“That involves traditional things like above-the-line television, radio, press advertising but also working with our carrier partners to make sure we’ve got the right spot in store and it’s very crisp and clear and easy to see, ‘Oh there’s BlackBerry 10.’ In addition to that we’ve got significant programs with our existing customer base – they love BlackBerry.”
Calling the BlackBerry faithful
Ball says the best evangelists are loyal users, of which BlackBerry still has a few. BlackBerry Z10 sold out in India within two days and had also sold out in the UK, he says.
The core feature of the BlackBerry 10 operating system is the ability to partition so the business and personal applications can be kept separate and secure.
Ball says some of the key features for consumers include the fact that users can have up to eight apps open at once and a faster internet browser speed, which he says is the fastest of any mobile or desktop device.
The Z10 also has a touch-screen keyboard which adapts to the user’s typing style and can predict common phrases and words, as well as a camera that records a few seconds before and after a photograph is taken so users can adjust people’s facial expressions.
The BlackBerry Z10 will be available through Optus from March 25, Telstra from March 26 and to buy outright for about $733 through JB HiFi and Harvey Norman.
The phone will have 70,000 apps available at launch with thousands more to be added daily. Ball says app development has been a key focus for BlackBerry; the company has tried to assist developers by providing the ability to port from Android.
Despite the renewed focus on consumers, BlackBerry still puts a lot of effort into direct enterprise sales and Ball says there are some significant corporate customers that have committed to buying and launching BlackBerry 10.
“I’m not able to tell you who they are but they are some pretty iconic Australian brands,” Ball says. “I’m feeling pretty good heading into this launch knowing that.”
Keeping Qantas on board
Ball adds he is very keen to retain Qantas. “Qantas is still a customer of ours, they still have product of ours, and I want Qantas back in its entirety. Qantas is an important and iconic brand and I think what we have got is right for them. I want them back.”
Ball says the proposition for corporate customers goes beyond the device itself – it’s also about the BlackBerry 10 enterprise server software, which provides remote mobile device management capability to BlackBerries and other smartphones and tablets.
This is the reason Ball is so comfortable with the BYOD trend – he has already sold corporate customers on the software product before the hardware is even available. These are customers he anticipates will also buy BlackBerry phones, but he says the server software is good enough to stand on its own.
“The BYOD trend is great for us, not just for Z10 device but also on the BlackBerry device server 10 product,” he says.
“Those pieces around security, manageability and simplicity – you get the full experience with the hardware device but what you get with the software is unmatched by competitors.”

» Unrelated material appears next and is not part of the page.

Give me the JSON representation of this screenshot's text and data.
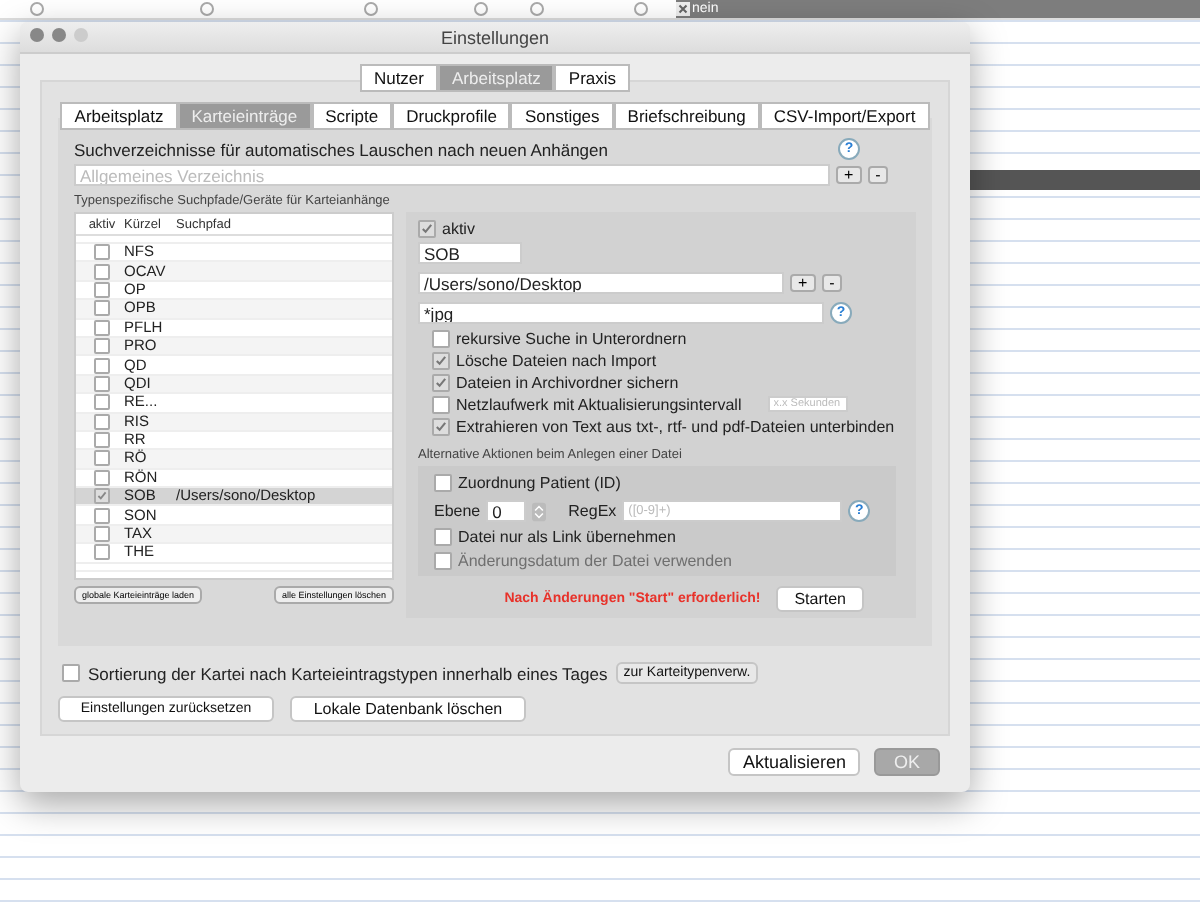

BlackBerry launched its first product, an email pager, in 1999 and pioneered the smartphone market, though it wasn’t called that until 2007. Now the company is fighting Windows 8 for third place, behind Android and iOS, in the market. Many commentators say this is “do or die” for BlackBerry.
Meanwhile, Samsung, the dominant manufacturer for the market-leading Android platform, launched its Galaxy S4 smartphone in New York last week. The Samsung Galaxy S4 will be available in Australia some time in the second quarter, with details on pricing and availability to come.